* **Exercise prompt**: Word for word, copy the data that follows and skip its pictures.

(Web page and app entries)
################

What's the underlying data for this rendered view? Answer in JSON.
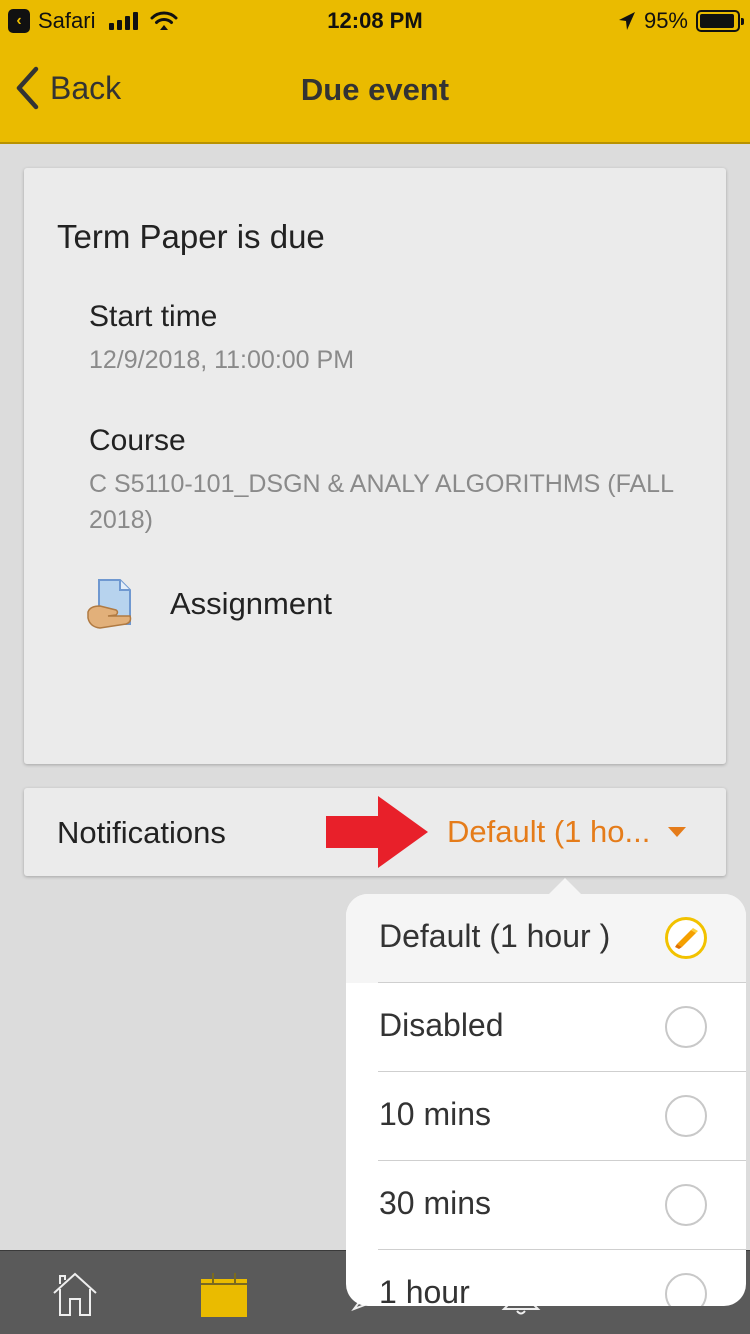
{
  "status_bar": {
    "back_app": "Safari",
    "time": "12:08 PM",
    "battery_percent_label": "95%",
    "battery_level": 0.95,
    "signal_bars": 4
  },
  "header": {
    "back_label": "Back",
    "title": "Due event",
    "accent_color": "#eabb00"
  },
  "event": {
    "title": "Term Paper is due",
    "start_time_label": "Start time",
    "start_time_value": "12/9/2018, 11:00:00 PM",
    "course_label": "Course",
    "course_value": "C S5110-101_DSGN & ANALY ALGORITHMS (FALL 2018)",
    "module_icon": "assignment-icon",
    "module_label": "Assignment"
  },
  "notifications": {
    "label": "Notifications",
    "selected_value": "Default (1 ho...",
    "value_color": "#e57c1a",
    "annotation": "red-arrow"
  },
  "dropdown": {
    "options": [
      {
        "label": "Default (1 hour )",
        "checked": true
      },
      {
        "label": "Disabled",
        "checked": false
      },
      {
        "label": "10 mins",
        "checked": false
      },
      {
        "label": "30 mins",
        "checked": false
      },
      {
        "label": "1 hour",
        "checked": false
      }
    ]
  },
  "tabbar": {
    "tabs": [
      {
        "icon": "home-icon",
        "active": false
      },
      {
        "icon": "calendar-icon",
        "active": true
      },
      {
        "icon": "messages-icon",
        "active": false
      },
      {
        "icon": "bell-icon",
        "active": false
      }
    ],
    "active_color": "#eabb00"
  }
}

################

* **Response to the task**:
What's the underlying data for this rendered view? Answer in JSON.
{
  "status_bar": {
    "back_app": "Safari",
    "time": "12:08 PM",
    "battery_percent_label": "95%",
    "battery_level": 0.95,
    "signal_bars": 4
  },
  "header": {
    "back_label": "Back",
    "title": "Due event",
    "accent_color": "#eabb00"
  },
  "event": {
    "title": "Term Paper is due",
    "start_time_label": "Start time",
    "start_time_value": "12/9/2018, 11:00:00 PM",
    "course_label": "Course",
    "course_value": "C S5110-101_DSGN & ANALY ALGORITHMS (FALL 2018)",
    "module_icon": "assignment-icon",
    "module_label": "Assignment"
  },
  "notifications": {
    "label": "Notifications",
    "selected_value": "Default (1 ho...",
    "value_color": "#e57c1a",
    "annotation": "red-arrow"
  },
  "dropdown": {
    "options": [
      {
        "label": "Default (1 hour )",
        "checked": true
      },
      {
        "label": "Disabled",
        "checked": false
      },
      {
        "label": "10 mins",
        "checked": false
      },
      {
        "label": "30 mins",
        "checked": false
      },
      {
        "label": "1 hour",
        "checked": false
      }
    ]
  },
  "tabbar": {
    "tabs": [
      {
        "icon": "home-icon",
        "active": false
      },
      {
        "icon": "calendar-icon",
        "active": true
      },
      {
        "icon": "messages-icon",
        "active": false
      },
      {
        "icon": "bell-icon",
        "active": false
      }
    ],
    "active_color": "#eabb00"
  }
}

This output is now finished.